TASK STATEMENT —
Lift out all lines below that contain "Interactive".
━━ DATASET EXTRACT
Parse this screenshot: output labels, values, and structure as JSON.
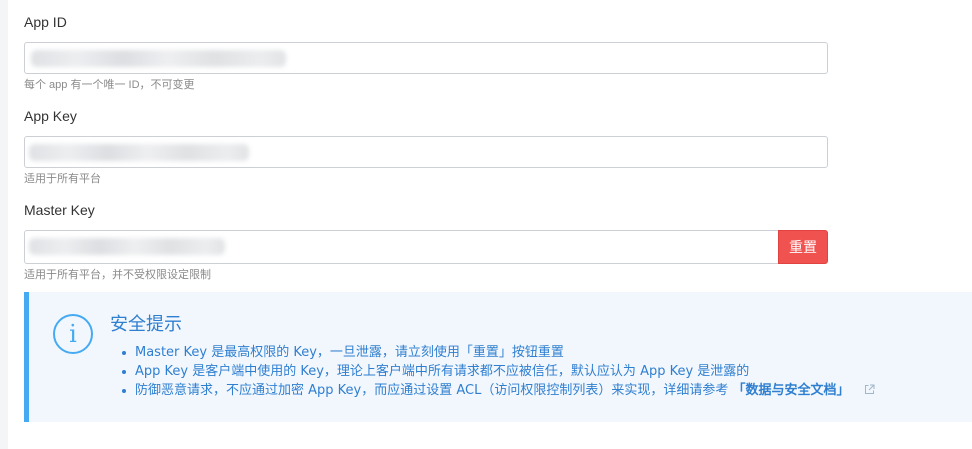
{
  "fields": {
    "app_id": {
      "label": "App ID",
      "help": "每个 app 有一个唯一 ID，不可变更"
    },
    "app_key": {
      "label": "App Key",
      "help": "适用于所有平台"
    },
    "master_key": {
      "label": "Master Key",
      "help": "适用于所有平台，并不受权限设定限制",
      "reset_label": "重置"
    }
  },
  "notice": {
    "icon": "info-icon",
    "icon_glyph": "i",
    "title": "安全提示",
    "items": [
      {
        "text": "Master Key 是最高权限的 Key，一旦泄露，请立刻使用「重置」按钮重置"
      },
      {
        "text": "App Key 是客户端中使用的 Key，理论上客户端中所有请求都不应被信任，默认应认为 App Key 是泄露的"
      },
      {
        "text": "防御恶意请求，不应通过加密 App Key，而应通过设置 ACL（访问权限控制列表）来实现，详细请参考",
        "link": "「数据与安全文档」",
        "link_icon": "external-link-icon"
      }
    ]
  },
  "colors": {
    "accent": "#45aaf2",
    "notice_text": "#2f7fd0",
    "danger": "#f0524f"
  }
}
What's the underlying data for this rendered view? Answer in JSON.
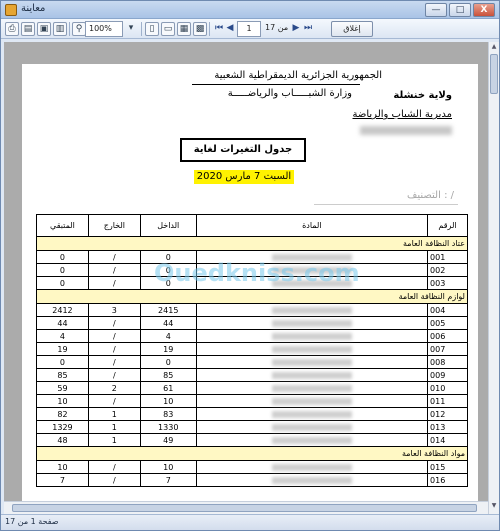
{
  "window": {
    "title": "معاينة",
    "minimize_label": "—",
    "maximize_label": "□",
    "close_label": "X"
  },
  "toolbar": {
    "zoom": "100%",
    "page_current": "1",
    "page_of": "من 17",
    "close_label": "إغلاق"
  },
  "report": {
    "header_line1": "الجمهورية الجزائرية الديمقراطية الشعبية",
    "header_line2": "وزارة الشبـــــاب والرياضـــــة",
    "left_line1": "ولاية خنشلة",
    "left_line2": "مديرية الشباب والرياضة",
    "box_title": "جدول التغيرات لغاية",
    "date": "السبت 7 مارس 2020",
    "classification": "التصنيف : /",
    "watermark": "Ouedkniss.com",
    "columns": {
      "remaining": "المتبقي",
      "out": "الخارج",
      "in": "الداخل",
      "item": "المادة",
      "number": "الرقم"
    },
    "groups": [
      {
        "label": "عتاد النظافة العامة",
        "rows": [
          {
            "remaining": "0",
            "out": "/",
            "in": "0",
            "number": "001"
          },
          {
            "remaining": "0",
            "out": "/",
            "in": "0",
            "number": "002"
          },
          {
            "remaining": "0",
            "out": "/",
            "in": "0",
            "number": "003"
          }
        ]
      },
      {
        "label": "لوازم النظافة العامة",
        "rows": [
          {
            "remaining": "2412",
            "out": "3",
            "in": "2415",
            "number": "004"
          },
          {
            "remaining": "44",
            "out": "/",
            "in": "44",
            "number": "005"
          },
          {
            "remaining": "4",
            "out": "/",
            "in": "4",
            "number": "006"
          },
          {
            "remaining": "19",
            "out": "/",
            "in": "19",
            "number": "007"
          },
          {
            "remaining": "0",
            "out": "/",
            "in": "0",
            "number": "008"
          },
          {
            "remaining": "85",
            "out": "/",
            "in": "85",
            "number": "009"
          },
          {
            "remaining": "59",
            "out": "2",
            "in": "61",
            "number": "010"
          },
          {
            "remaining": "10",
            "out": "/",
            "in": "10",
            "number": "011"
          },
          {
            "remaining": "82",
            "out": "1",
            "in": "83",
            "number": "012"
          },
          {
            "remaining": "1329",
            "out": "1",
            "in": "1330",
            "number": "013"
          },
          {
            "remaining": "48",
            "out": "1",
            "in": "49",
            "number": "014"
          }
        ]
      },
      {
        "label": "مواد النظافة العامة",
        "rows": [
          {
            "remaining": "10",
            "out": "/",
            "in": "10",
            "number": "015"
          },
          {
            "remaining": "7",
            "out": "/",
            "in": "7",
            "number": "016"
          }
        ]
      }
    ]
  },
  "status": {
    "text": "صفحة 1 من 17"
  }
}
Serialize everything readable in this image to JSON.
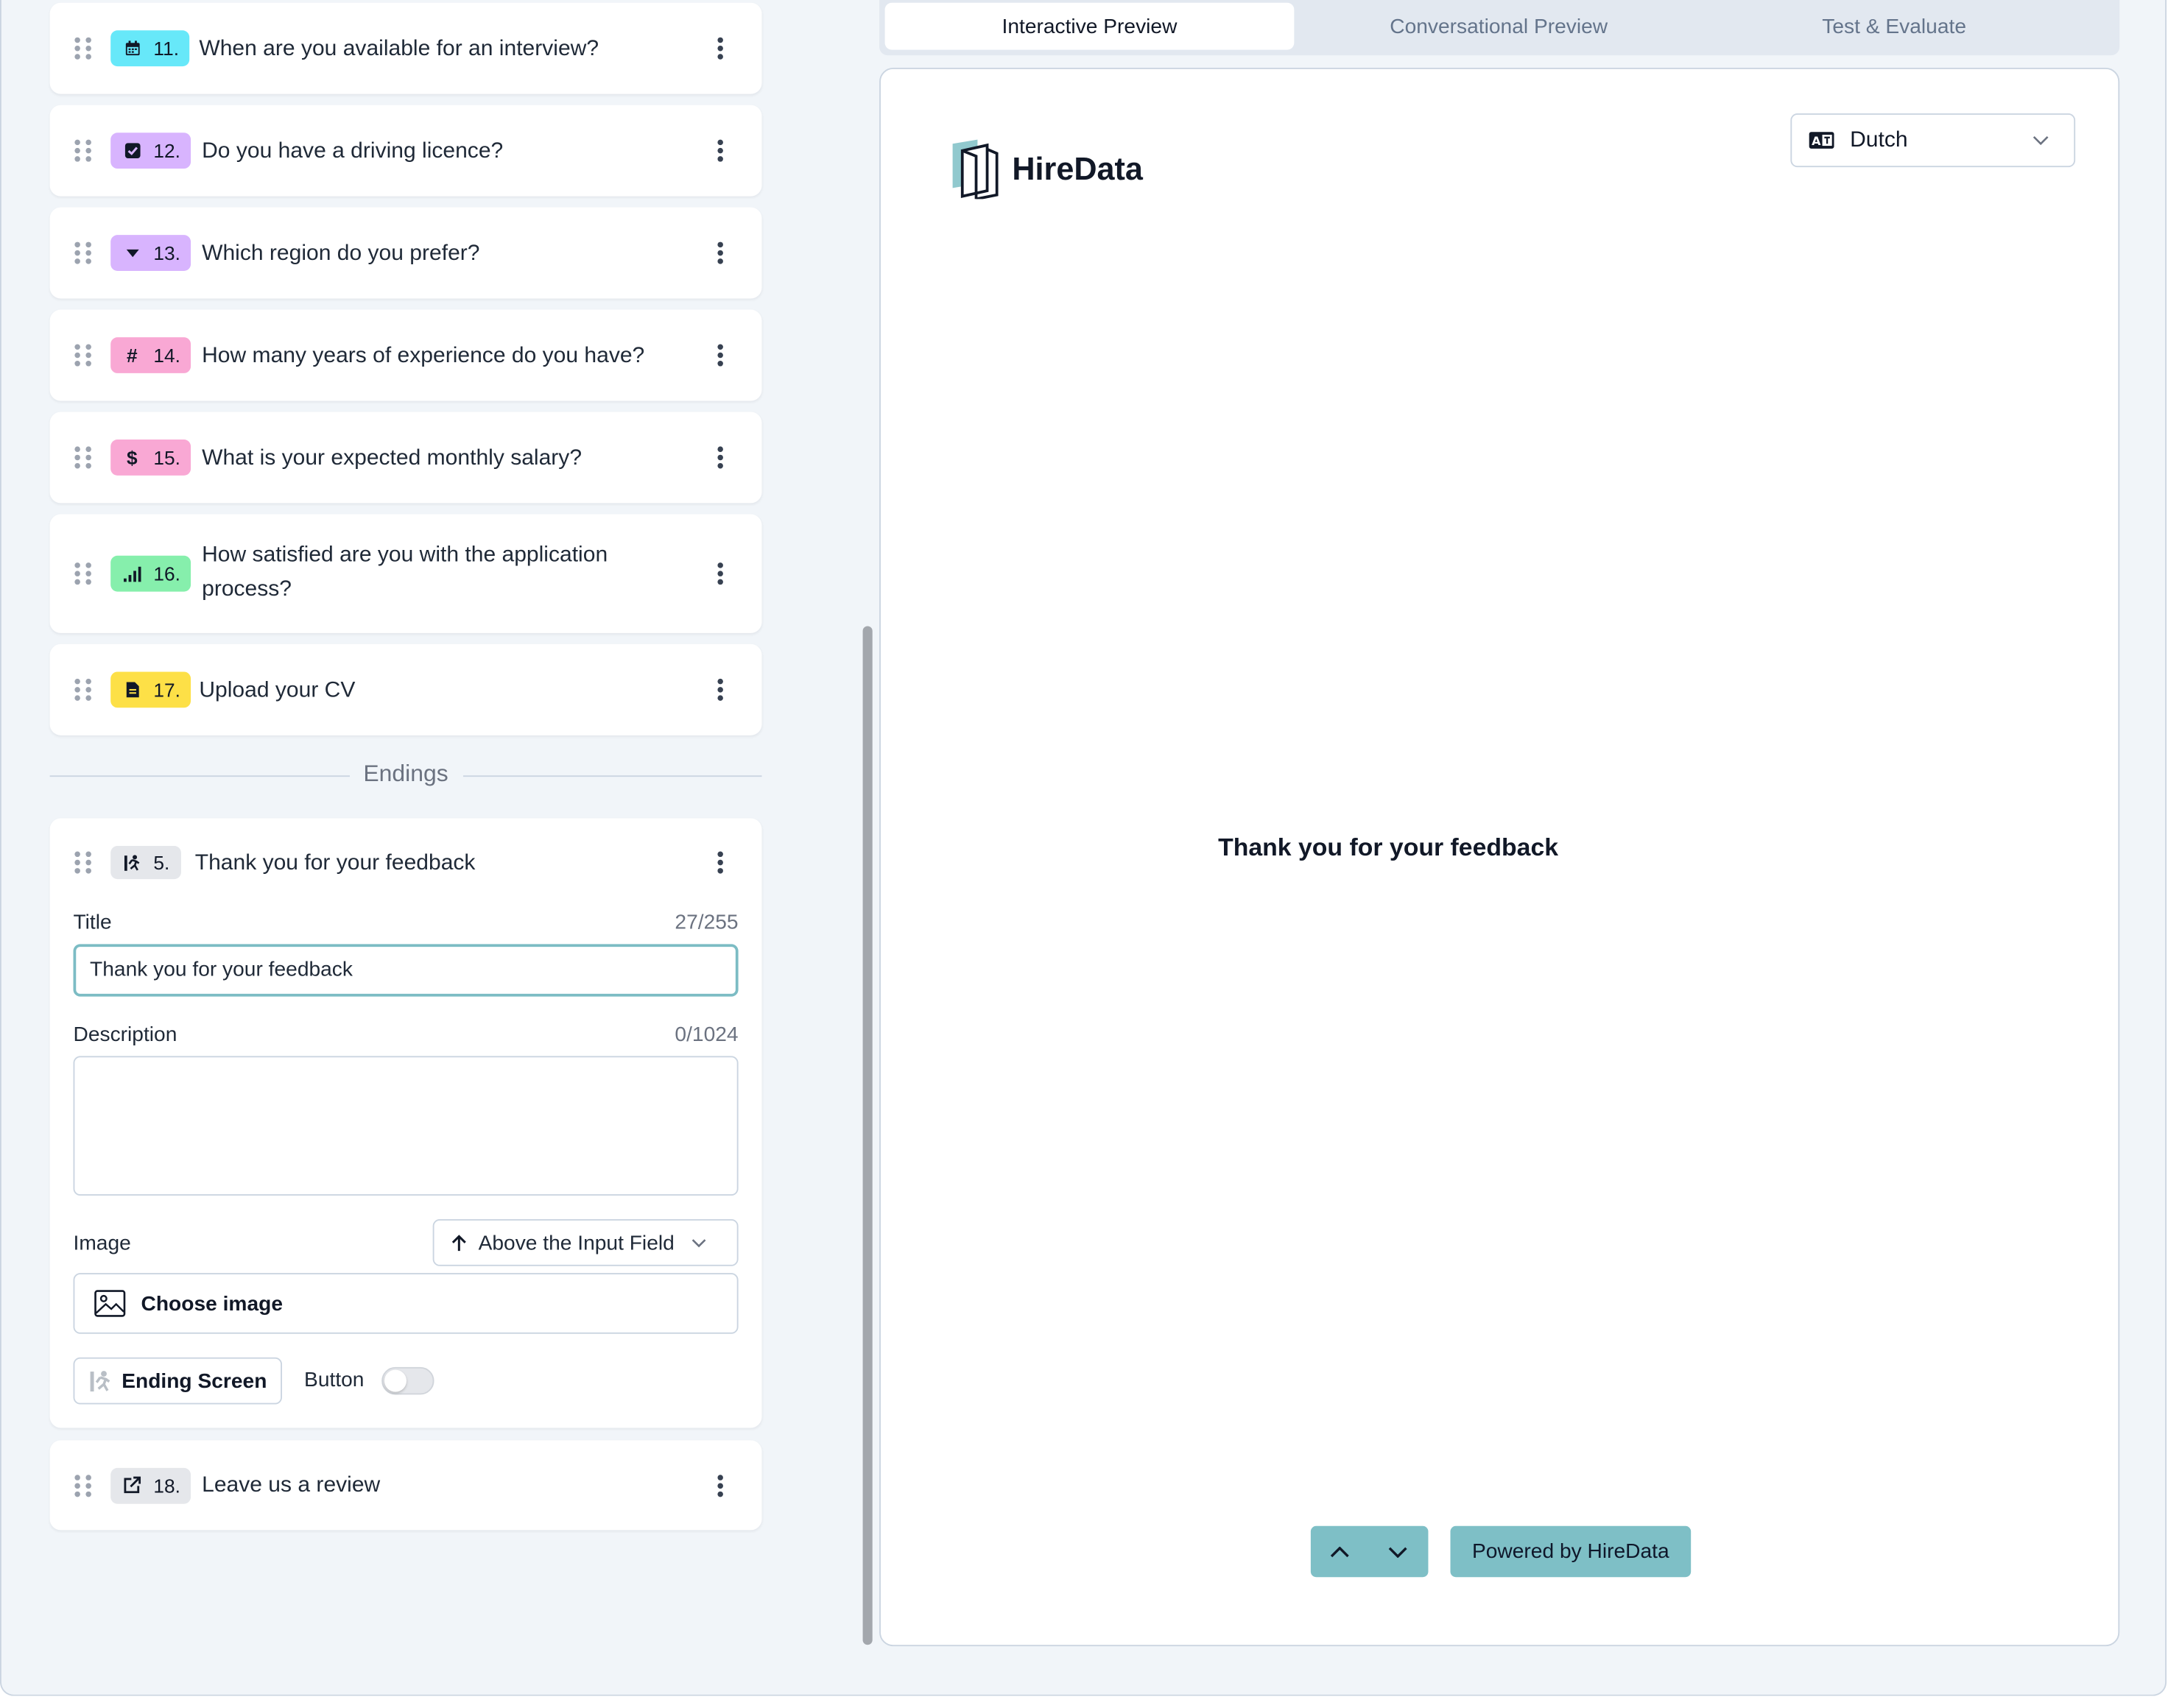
{
  "questions": [
    {
      "number": "11.",
      "title": "When are you available for an interview?",
      "icon": "calendar-icon",
      "color": "#67e8f9"
    },
    {
      "number": "12.",
      "title": "Do you have a driving licence?",
      "icon": "checkbox-icon",
      "color": "#d8b4fe"
    },
    {
      "number": "13.",
      "title": "Which region do you prefer?",
      "icon": "dropdown-icon",
      "color": "#d8b4fe"
    },
    {
      "number": "14.",
      "title": "How many years of experience do you have?",
      "icon": "hash-icon",
      "color": "#f9a8d4"
    },
    {
      "number": "15.",
      "title": "What is your expected monthly salary?",
      "icon": "dollar-icon",
      "color": "#f9a8d4"
    },
    {
      "number": "16.",
      "title_line1": "How satisfied are you with the application",
      "title_line2": "process?",
      "icon": "rating-bars-icon",
      "color": "#86efac"
    },
    {
      "number": "17.",
      "title": "Upload your CV",
      "icon": "file-icon",
      "color": "#fde047"
    }
  ],
  "endings_label": "Endings",
  "ending_card": {
    "number": "5.",
    "title": "Thank you for your feedback",
    "icon": "runner-icon",
    "badge_color": "#e5e7eb",
    "title_label": "Title",
    "title_count": "27/255",
    "title_value": "Thank you for your feedback",
    "description_label": "Description",
    "description_count": "0/1024",
    "description_value": "",
    "image_label": "Image",
    "image_position": "Above the Input Field",
    "choose_image": "Choose image",
    "ending_screen_button": "Ending Screen",
    "button_toggle_label": "Button",
    "button_toggle_on": false
  },
  "review_card": {
    "number": "18.",
    "title": "Leave us a review",
    "icon": "external-link-icon",
    "color": "#e5e7eb"
  },
  "tabs": [
    "Interactive Preview",
    "Conversational Preview",
    "Test & Evaluate"
  ],
  "active_tab": "Interactive Preview",
  "preview": {
    "brand": "HireData",
    "language": "Dutch",
    "ending_title": "Thank you for your feedback",
    "powered_by": "Powered by HireData"
  },
  "colors": {
    "accent": "#7ebfc6",
    "input_focus": "#7cbcc4",
    "background": "#f1f5f9"
  }
}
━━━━
EXPECTED OUTPUT —
    "Interactive Preview",
  "active_tab": "Interactive Preview",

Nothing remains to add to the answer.